Updated on 27 May 2013
Australia-based BioDiem's anti-protozoan compound, BDM-I, gets allowance of Japanese patent
Singapore: Australian infectious disease therapy and vaccine development company, BioDiem, has received allowance of Japanese patent for its novel antimicrobial compound, BDM-I.
The patent covers use of BDM-I for treatment of malaria and trichomoniasis. These are both infections caused by microbes known as protozoa. These claims for BDM-I have already been granted in Europe and the US. The rise in resistant infections has energized investment in novel antimicrobials.
BioDiem's BDM-I development program is being conducted through collaborations with partners both locally and with US research institutes.
"BDM-I is active against a range of pathogenic micro-organisms including bacteria, fungi and protozoa. This latest protozoal patent coupled with our previous vulvovaginitis patent in key markets means we now have a comprehensive intellectual property set for the treatment of common female genital health complaints.

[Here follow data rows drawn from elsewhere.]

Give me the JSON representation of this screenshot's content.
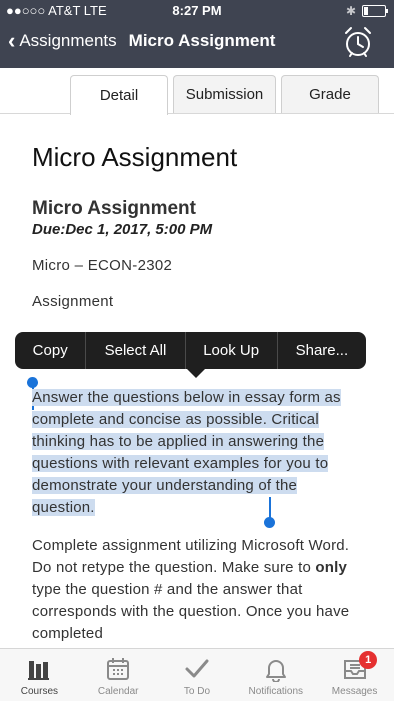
{
  "status_bar": {
    "carrier": "●●○○○ AT&T  LTE",
    "time": "8:27 PM",
    "bluetooth": "✱",
    "battery_level": 0.2
  },
  "nav": {
    "back_label": "Assignments",
    "title": "Micro Assignment",
    "right_icon": "alarm-clock-icon"
  },
  "tabs": [
    {
      "label": "Detail",
      "active": true
    },
    {
      "label": "Submission",
      "active": false
    },
    {
      "label": "Grade",
      "active": false
    }
  ],
  "content": {
    "title": "Micro Assignment",
    "subtitle": "Micro Assignment",
    "due": "Due:Dec 1, 2017, 5:00 PM",
    "course": "Micro – ECON-2302",
    "type": "Assignment",
    "paragraph1": "Answer the questions below in essay form as complete and concise as possible. Critical thinking has to be applied in answering the questions with relevant examples for you to demonstrate your understanding of the question.",
    "paragraph2_a": "Complete assignment utilizing Microsoft Word. Do not retype the question. Make sure to ",
    "paragraph2_bold": "only",
    "paragraph2_b": " type the question # and the answer that corresponds with the question. Once you have completed"
  },
  "context_menu": {
    "copy": "Copy",
    "select_all": "Select All",
    "look_up": "Look Up",
    "share": "Share..."
  },
  "bottom_tabs": [
    {
      "label": "Courses",
      "icon": "courses-icon",
      "active": true
    },
    {
      "label": "Calendar",
      "icon": "calendar-icon",
      "active": false
    },
    {
      "label": "To Do",
      "icon": "checkmark-icon",
      "active": false
    },
    {
      "label": "Notifications",
      "icon": "bell-icon",
      "active": false
    },
    {
      "label": "Messages",
      "icon": "inbox-icon",
      "active": false,
      "badge": "1"
    }
  ],
  "colors": {
    "header_bg": "#3f4451",
    "selection": "#cddcef",
    "handle": "#1a73d9",
    "badge": "#e53030"
  }
}
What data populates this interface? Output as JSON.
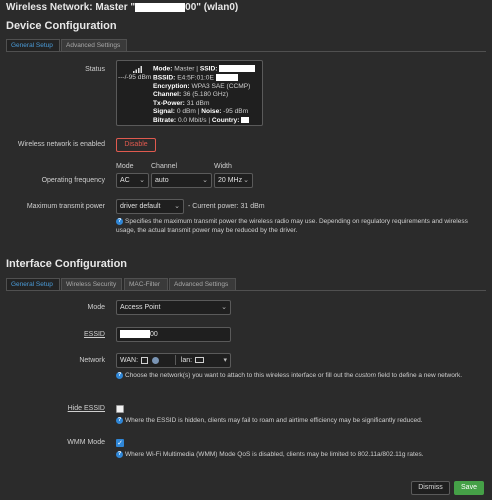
{
  "header": {
    "title_prefix": "Wireless Network: Master \"",
    "title_ssid_tail": "00",
    "title_suffix": "\" (wlan0)"
  },
  "device_config": {
    "heading": "Device Configuration",
    "tabs": [
      {
        "label": "General Setup",
        "active": true
      },
      {
        "label": "Advanced Settings",
        "active": false
      }
    ],
    "status": {
      "label": "Status",
      "signal_text": "---/-95 dBm",
      "mode_label": "Mode:",
      "mode_value": "Master |",
      "ssid_label": "SSID:",
      "bssid_label": "BSSID:",
      "bssid_value": "E4:5F:01:0E",
      "encryption_label": "Encryption:",
      "encryption_value": "WPA3 SAE (CCMP)",
      "channel_label": "Channel:",
      "channel_value": "36 (5.180 GHz)",
      "txpower_label": "Tx-Power:",
      "txpower_value": "31 dBm",
      "signal_label": "Signal:",
      "signal_value": "0 dBm |",
      "noise_label": "Noise:",
      "noise_value": "-95 dBm",
      "bitrate_label": "Bitrate:",
      "bitrate_value": "0.0 Mbit/s |",
      "country_label": "Country:"
    },
    "enabled": {
      "label": "Wireless network is enabled",
      "button": "Disable"
    },
    "frequency": {
      "label": "Operating frequency",
      "mode_col": "Mode",
      "channel_col": "Channel",
      "width_col": "Width",
      "mode_value": "AC",
      "channel_value": "auto",
      "width_value": "20 MHz"
    },
    "txpower": {
      "label": "Maximum transmit power",
      "value": "driver default",
      "current": "- Current power: 31 dBm",
      "hint": "Specifies the maximum transmit power the wireless radio may use. Depending on regulatory requirements and wireless usage, the actual transmit power may be reduced by the driver."
    }
  },
  "interface_config": {
    "heading": "Interface Configuration",
    "tabs": [
      {
        "label": "General Setup",
        "active": true
      },
      {
        "label": "Wireless Security",
        "active": false
      },
      {
        "label": "MAC-Filter",
        "active": false
      },
      {
        "label": "Advanced Settings",
        "active": false
      }
    ],
    "mode": {
      "label": "Mode",
      "value": "Access Point"
    },
    "essid": {
      "label": "ESSID",
      "value_tail": "00"
    },
    "network": {
      "label": "Network",
      "wan": "WAN:",
      "lan": "lan:",
      "hint_pre": "Choose the network(s) you want to attach to this wireless interface or fill out the ",
      "hint_em": "custom",
      "hint_post": " field to define a new network."
    },
    "hide_essid": {
      "label": "Hide ESSID",
      "checked": false,
      "hint": "Where the ESSID is hidden, clients may fail to roam and airtime efficiency may be significantly reduced."
    },
    "wmm": {
      "label": "WMM Mode",
      "checked": true,
      "hint": "Where Wi-Fi Multimedia (WMM) Mode QoS is disabled, clients may be limited to 802.11a/802.11g rates."
    }
  },
  "footer": {
    "dismiss": "Dismiss",
    "save": "Save"
  },
  "colors": {
    "background": "#2b2b2b",
    "accent": "#4a9bd8",
    "danger": "#e05a4f",
    "save": "#45a047"
  }
}
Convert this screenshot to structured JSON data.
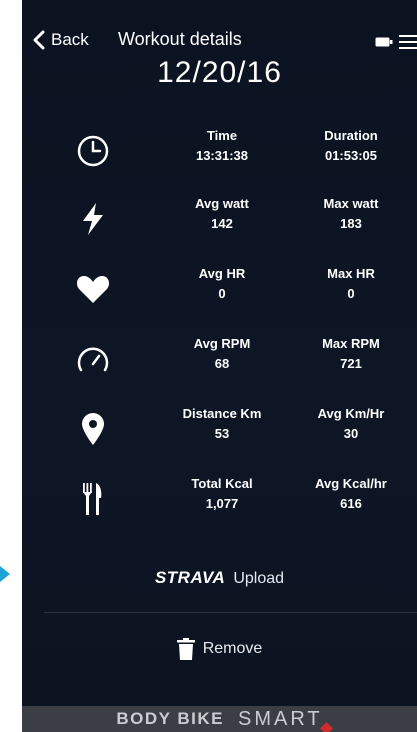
{
  "header": {
    "back_label": "Back",
    "title": "Workout details",
    "date": "12/20/16"
  },
  "stats": [
    {
      "icon": "clock-icon",
      "left_label": "Time",
      "left_value": "13:31:38",
      "right_label": "Duration",
      "right_value": "01:53:05"
    },
    {
      "icon": "lightning-icon",
      "left_label": "Avg watt",
      "left_value": "142",
      "right_label": "Max watt",
      "right_value": "183"
    },
    {
      "icon": "heart-icon",
      "left_label": "Avg HR",
      "left_value": "0",
      "right_label": "Max HR",
      "right_value": "0"
    },
    {
      "icon": "speedometer-icon",
      "left_label": "Avg RPM",
      "left_value": "68",
      "right_label": "Max RPM",
      "right_value": "721"
    },
    {
      "icon": "location-pin-icon",
      "left_label": "Distance Km",
      "left_value": "53",
      "right_label": "Avg Km/Hr",
      "right_value": "30"
    },
    {
      "icon": "fork-knife-icon",
      "left_label": "Total Kcal",
      "left_value": "1,077",
      "right_label": "Avg Kcal/hr",
      "right_value": "616"
    }
  ],
  "actions": {
    "strava_logo": "STRAVA",
    "upload_label": "Upload",
    "remove_label": "Remove"
  },
  "footer": {
    "brand": "BODY BIKE",
    "smart": "SMART"
  },
  "colors": {
    "background": "#0e1626",
    "text": "#ffffff",
    "accent_arrow": "#1fa2d6",
    "footer_bg": "#3b3f45",
    "footer_accent": "#d42a2a"
  }
}
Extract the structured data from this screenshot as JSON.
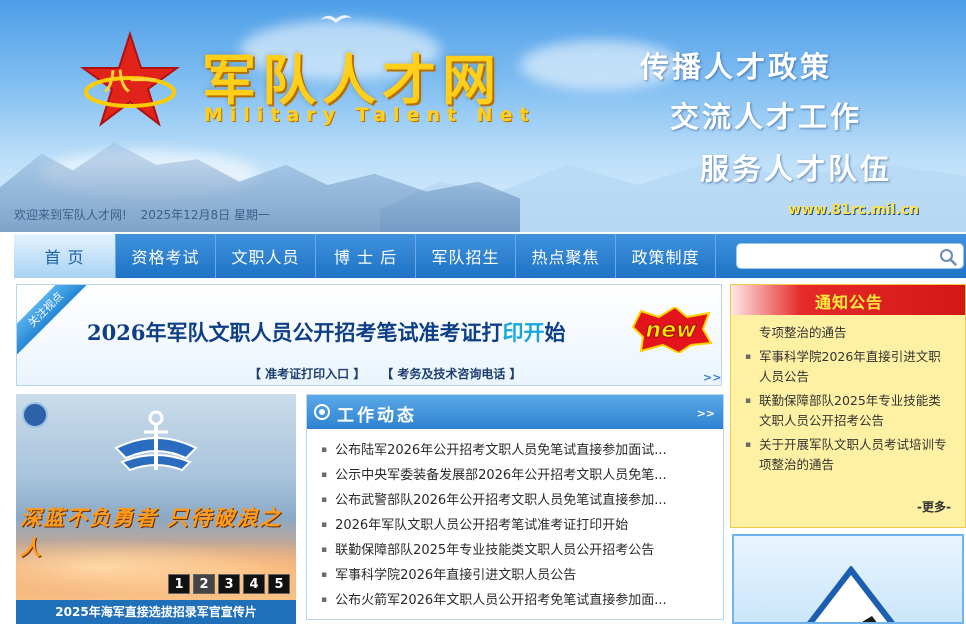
{
  "header": {
    "title": "军队人才网",
    "subtitle": "Military Talent Net",
    "slogans": [
      "传播人才政策",
      "交流人才工作",
      "服务人才队伍"
    ],
    "welcome": "欢迎来到军队人才网!",
    "date": "2025年12月8日 星期一",
    "url": "www.81rc.mil.cn"
  },
  "nav": {
    "items": [
      "首 页",
      "资格考试",
      "文职人员",
      "博 士 后",
      "军队招生",
      "热点聚焦",
      "政策制度"
    ],
    "active_index": 0,
    "search_placeholder": ""
  },
  "headline": {
    "ribbon": "关注视点",
    "title_main": "2026年军队文职人员公开招考笔试准考证打",
    "title_accent": "印开",
    "title_end": "始",
    "badge": "new",
    "links": [
      "【 准考证打印入口 】",
      "【 考务及技术咨询电话 】"
    ],
    "more": ">>"
  },
  "slider": {
    "slogan": "深蓝不负勇者 只待破浪之人",
    "pages": [
      "1",
      "2",
      "3",
      "4",
      "5"
    ],
    "active_page": 1,
    "caption": "2025年海军直接选拔招录军官宣传片"
  },
  "news": {
    "title": "工作动态",
    "more": ">>",
    "items": [
      "公布陆军2026年公开招考文职人员免笔试直接参加面试...",
      "公示中央军委装备发展部2026年公开招考文职人员免笔...",
      "公布武警部队2026年公开招考文职人员免笔试直接参加...",
      "2026年军队文职人员公开招考笔试准考证打印开始",
      "联勤保障部队2025年专业技能类文职人员公开招考公告",
      "军事科学院2026年直接引进文职人员公告",
      "公布火箭军2026年文职人员公开招考免笔试直接参加面..."
    ]
  },
  "notice": {
    "title": "通知公告",
    "items": [
      "专项整治的通告",
      "军事科学院2026年直接引进文职人员公告",
      "联勤保障部队2025年专业技能类文职人员公开招考公告",
      "关于开展军队文职人员考试培训专项整治的通告"
    ],
    "more": "-更多-"
  },
  "colors": {
    "nav_blue": "#1f73c6",
    "title_yellow": "#ffcf1a",
    "notice_red": "#d31717",
    "notice_bg": "#fff1a3"
  }
}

These caused by both sexually transmitted diseases such as chlamydia, trichomoniasis and gonorrhea, and also general infections such as thrush. We will seek opportunities to collaborate and to explore development of BDM-I for use in these diseases," said Ms Julie Phillips, CEO, BioDiem.